With each step, I felt my whole body relaxing. As I tuned into my senses, I effortlessly slipped into a state of mindfulness. Venturing deeper into this tropical paradise, vibrant rich shades of green surrounded me. I forgot about any schedules or things I had to do. Turning off my phone, I allowed myself the ultimate mind detox.
I stopped and stared in wonder at the huge concertina fan-shaped leaves, the folds crisp and perfectly spaced. I marvelled at the twisted tangle of roots that stretched up vertically around a tree trunk, the slow decades-long attack of the strangler fig tree was well underway.
I let my intuition and curiosity take over and ignored the signs with maps. Abandoning any need for decisions was a refreshing change from the usual. I breathed in the clear, naturally perfumed air slowly and deeply.
My eyes followed the line of a vine, covered in thousands of heart shaped leaves, it crept along the ground and then high up, jumping from tree top to tree top. I came across buttress roots that flowed along the ground like tall, thin, woody walls of a maze.
It was like being in a wide-open gallery exhibition, featuring the exquisite and awe-inspiring works of mother nature.
Free Guided Tour
Near a little hut, I noticed a sign: ‘Free guided tour, starts 10 am daily.’ I couldn’t believe my luck and hovered around that area while a group of people gathered. Out came our guide, a friendly and passionate volunteer from the ‘Friends of the Garden’ group.
She took us on a learning journey through Flecker Gardens, pointing out different plants and explaining their incredible features that have allowed them to survive and adapt together. We discovered the wonders of the epiphytes that collect all their nutrients from organic matter on the trunks that they cling to. Amazingly, the soft, grey flaky bark on the paperbark tea tree actually acts as its own fire-resistant blanket.
Up above our heads, we gazed at oversized sausage-shaped seed pods dangling from string-like branches. A few people giggled and a little girl whispered “Mum, are they real giant sausages?”
Then down low, scattered along the dirt, were a collection of nature’s treasures, including bright red shiny bead-like seeds and an oval shaped purple cassowary plum. Our guide explained it was toxic to humans but highly sought after by the big emu-like birds.
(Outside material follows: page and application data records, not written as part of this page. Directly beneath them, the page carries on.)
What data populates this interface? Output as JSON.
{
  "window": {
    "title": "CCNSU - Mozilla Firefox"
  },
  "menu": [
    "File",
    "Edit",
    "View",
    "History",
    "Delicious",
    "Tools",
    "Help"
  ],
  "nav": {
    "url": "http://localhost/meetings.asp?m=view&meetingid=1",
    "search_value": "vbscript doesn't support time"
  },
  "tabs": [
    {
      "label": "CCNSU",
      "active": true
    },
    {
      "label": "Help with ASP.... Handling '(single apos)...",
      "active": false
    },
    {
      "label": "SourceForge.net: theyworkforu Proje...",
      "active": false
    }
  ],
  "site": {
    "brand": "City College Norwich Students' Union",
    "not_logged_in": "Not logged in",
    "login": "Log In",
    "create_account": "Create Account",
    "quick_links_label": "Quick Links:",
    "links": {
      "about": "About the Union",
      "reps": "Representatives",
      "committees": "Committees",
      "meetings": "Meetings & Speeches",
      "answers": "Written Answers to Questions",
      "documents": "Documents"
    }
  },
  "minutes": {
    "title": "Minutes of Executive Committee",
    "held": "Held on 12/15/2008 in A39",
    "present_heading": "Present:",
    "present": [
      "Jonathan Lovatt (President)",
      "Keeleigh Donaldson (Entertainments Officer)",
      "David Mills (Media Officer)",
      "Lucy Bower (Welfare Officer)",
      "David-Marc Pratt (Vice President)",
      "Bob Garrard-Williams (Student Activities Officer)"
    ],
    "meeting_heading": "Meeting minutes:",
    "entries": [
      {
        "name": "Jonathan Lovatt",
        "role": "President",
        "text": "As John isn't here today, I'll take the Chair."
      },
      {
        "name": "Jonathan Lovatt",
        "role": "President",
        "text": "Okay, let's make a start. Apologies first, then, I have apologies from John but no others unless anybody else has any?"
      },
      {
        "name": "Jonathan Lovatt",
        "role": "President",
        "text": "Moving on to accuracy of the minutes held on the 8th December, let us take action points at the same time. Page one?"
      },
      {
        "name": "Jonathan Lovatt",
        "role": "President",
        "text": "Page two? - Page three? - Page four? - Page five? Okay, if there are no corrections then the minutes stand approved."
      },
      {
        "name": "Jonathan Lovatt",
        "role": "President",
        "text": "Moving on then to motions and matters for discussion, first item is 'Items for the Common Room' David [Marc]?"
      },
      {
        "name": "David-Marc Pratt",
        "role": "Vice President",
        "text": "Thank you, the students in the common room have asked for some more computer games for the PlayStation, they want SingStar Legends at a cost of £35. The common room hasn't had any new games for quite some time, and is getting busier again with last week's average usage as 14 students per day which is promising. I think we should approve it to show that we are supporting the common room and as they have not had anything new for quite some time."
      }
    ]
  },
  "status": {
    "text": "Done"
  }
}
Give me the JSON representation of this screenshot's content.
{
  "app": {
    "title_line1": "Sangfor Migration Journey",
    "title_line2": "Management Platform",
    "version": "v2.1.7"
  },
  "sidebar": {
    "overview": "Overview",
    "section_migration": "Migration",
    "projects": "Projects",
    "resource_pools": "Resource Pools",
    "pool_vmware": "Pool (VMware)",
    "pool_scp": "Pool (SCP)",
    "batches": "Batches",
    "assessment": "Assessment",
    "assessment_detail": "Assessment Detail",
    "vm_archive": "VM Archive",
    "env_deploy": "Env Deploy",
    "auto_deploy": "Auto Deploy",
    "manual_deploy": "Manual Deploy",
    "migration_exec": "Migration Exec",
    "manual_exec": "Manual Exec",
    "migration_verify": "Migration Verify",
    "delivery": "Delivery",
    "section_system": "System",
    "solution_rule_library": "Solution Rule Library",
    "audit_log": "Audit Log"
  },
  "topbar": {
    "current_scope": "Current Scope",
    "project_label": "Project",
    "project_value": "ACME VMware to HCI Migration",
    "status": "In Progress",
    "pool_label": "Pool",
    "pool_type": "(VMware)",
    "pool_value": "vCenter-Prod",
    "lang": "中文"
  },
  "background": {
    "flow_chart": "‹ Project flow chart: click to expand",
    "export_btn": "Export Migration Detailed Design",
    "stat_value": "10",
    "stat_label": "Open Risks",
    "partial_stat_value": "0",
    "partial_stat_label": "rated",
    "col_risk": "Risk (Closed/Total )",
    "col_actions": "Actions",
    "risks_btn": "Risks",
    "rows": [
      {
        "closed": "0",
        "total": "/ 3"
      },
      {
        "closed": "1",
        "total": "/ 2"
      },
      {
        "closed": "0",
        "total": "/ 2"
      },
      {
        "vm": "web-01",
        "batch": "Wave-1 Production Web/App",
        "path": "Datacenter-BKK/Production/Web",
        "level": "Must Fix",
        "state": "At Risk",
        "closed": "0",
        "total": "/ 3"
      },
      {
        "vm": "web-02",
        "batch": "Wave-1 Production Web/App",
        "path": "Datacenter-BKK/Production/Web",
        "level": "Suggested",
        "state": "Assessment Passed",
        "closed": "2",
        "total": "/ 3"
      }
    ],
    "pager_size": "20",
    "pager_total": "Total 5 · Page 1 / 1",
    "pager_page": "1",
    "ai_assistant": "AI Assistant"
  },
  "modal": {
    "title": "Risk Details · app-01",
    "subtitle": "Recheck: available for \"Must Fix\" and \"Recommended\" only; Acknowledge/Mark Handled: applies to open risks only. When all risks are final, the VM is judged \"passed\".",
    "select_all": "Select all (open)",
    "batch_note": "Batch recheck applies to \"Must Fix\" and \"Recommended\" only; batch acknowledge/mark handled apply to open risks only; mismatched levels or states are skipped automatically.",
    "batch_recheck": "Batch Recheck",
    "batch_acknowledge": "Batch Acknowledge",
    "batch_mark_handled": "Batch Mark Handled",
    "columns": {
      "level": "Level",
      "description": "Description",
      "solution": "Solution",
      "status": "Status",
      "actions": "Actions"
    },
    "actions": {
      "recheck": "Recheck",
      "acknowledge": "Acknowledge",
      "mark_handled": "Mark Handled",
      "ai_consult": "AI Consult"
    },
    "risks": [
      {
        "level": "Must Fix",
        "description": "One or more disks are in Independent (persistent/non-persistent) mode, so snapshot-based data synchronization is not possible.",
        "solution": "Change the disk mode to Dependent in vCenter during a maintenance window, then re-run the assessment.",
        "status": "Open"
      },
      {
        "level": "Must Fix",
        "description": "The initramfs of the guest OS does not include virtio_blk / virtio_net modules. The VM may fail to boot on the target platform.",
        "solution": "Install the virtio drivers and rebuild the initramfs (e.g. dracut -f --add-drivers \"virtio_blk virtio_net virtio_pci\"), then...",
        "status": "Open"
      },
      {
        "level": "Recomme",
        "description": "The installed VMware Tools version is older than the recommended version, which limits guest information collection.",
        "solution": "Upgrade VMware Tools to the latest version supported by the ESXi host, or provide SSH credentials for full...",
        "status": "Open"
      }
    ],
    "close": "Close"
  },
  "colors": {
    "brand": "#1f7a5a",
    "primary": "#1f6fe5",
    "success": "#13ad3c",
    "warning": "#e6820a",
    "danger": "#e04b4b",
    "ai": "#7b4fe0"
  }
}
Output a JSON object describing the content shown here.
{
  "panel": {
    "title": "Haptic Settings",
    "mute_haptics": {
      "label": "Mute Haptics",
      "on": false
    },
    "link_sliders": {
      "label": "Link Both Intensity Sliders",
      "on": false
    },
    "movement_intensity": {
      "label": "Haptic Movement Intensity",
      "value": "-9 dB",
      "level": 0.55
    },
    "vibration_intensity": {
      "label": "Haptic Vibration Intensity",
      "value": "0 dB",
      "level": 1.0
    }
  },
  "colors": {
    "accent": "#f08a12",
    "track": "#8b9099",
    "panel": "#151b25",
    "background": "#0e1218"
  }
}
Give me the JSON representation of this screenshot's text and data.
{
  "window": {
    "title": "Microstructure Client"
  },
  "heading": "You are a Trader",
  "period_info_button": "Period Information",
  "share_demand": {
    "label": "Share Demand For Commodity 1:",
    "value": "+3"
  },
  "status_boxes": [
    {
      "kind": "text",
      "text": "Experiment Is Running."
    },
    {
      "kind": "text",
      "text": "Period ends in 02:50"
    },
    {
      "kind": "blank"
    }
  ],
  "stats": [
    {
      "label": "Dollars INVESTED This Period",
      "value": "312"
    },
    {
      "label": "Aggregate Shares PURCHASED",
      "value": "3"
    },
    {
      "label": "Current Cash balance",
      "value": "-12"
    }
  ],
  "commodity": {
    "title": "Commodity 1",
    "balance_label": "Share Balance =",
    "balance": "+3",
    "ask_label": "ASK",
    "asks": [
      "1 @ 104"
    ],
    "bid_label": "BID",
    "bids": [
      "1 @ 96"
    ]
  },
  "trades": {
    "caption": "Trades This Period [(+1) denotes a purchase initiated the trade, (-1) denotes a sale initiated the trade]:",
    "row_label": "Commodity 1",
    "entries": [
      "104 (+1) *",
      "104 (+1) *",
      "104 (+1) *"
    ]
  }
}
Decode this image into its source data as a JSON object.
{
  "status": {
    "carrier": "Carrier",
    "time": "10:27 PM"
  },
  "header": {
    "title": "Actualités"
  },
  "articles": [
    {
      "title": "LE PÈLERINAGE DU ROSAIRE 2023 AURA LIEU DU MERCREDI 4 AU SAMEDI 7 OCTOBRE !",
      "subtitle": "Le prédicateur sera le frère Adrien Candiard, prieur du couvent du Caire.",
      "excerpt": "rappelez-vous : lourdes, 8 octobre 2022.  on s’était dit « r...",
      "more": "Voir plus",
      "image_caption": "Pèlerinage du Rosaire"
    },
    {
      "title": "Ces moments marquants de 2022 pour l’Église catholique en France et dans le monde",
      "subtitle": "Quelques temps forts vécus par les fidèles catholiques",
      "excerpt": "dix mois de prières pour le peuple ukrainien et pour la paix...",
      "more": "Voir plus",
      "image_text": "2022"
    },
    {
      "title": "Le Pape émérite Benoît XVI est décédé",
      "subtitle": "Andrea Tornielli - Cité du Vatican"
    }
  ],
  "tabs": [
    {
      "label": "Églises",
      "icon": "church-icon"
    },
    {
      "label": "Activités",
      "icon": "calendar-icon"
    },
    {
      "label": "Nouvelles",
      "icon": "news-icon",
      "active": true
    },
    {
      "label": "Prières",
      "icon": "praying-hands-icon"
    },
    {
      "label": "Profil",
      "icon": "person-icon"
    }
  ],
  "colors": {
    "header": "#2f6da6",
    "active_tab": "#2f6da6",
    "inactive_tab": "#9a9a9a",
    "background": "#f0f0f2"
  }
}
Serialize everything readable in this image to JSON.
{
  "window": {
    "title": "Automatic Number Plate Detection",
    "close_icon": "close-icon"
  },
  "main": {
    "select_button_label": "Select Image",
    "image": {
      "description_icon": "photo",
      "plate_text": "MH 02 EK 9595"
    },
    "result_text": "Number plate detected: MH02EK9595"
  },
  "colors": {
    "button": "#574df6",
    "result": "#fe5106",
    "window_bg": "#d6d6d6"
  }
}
Aboriginal Plant Use Garden
In the Aboriginal plant use garden, berries and nuts were pointed out and passed around, so that we could feel the textures and smell the sweet and pungent scents. We stopped to look at coffee and cacoa plants, then peppercorn trees. Seeing them growing in their raw and natural forms was fascinating and such a contrast to the plastic packaging that we were accustomed to.
Watkins Munro Martin Conservatory
After the tour, I spotted the Watkins Munro Martin Conservatory. Though it was white and plain from the outside, when I opened the door, I was met with a showcase of vibrant coloured orchids and tropical flowers. Leaves of varying shapes with exquisite patterns lined the side of the pathways, taking up any spare space within the humid enclosure. People moved through slowly and quietly. The atmosphere felt sacred, like in a temple. Whispers and soft gasps followed butterflies as they fluttered and landed delicately on flowers. I leaned in (literally) and got up really close to examine the intricate details. It felt like such a treat for the eyes.
Feeling a bit peckish, I found a café nestled within the gardens. The outside seating area was packed with a diverse range of people including families, foreign backpackers, locals in active wear and older couples. They all had one thing in common, they all seemed to be in a relaxed, dream-like state. Being there, you can’t help but soak up the garden’s wholesome vibes.
Gondwanan Evolution Garden
Later, I found myself in the Gondwanan evolution garden, walking the circuit. I was taken back to what it would have been like millions of years ago, when dinosaurs roamed. I could have easily believed that I’d stepped into a time machine, if it wasn’t for the occasional walker in the distance.
The rainforest board walk lead me to the serene Centenary Lakes. Nearby, a huge Nature Play Space, was buzzing with exuberant, excited kids, exploring and playing together. I couldn’t help but smile, seeing their pure joy.
As I headed back to my accommodation, in the late afternoon, I felt grateful that I’d had the whole day to immerse myself in the tropical garden paradise. My soul felt nourished and my body rejuvenated.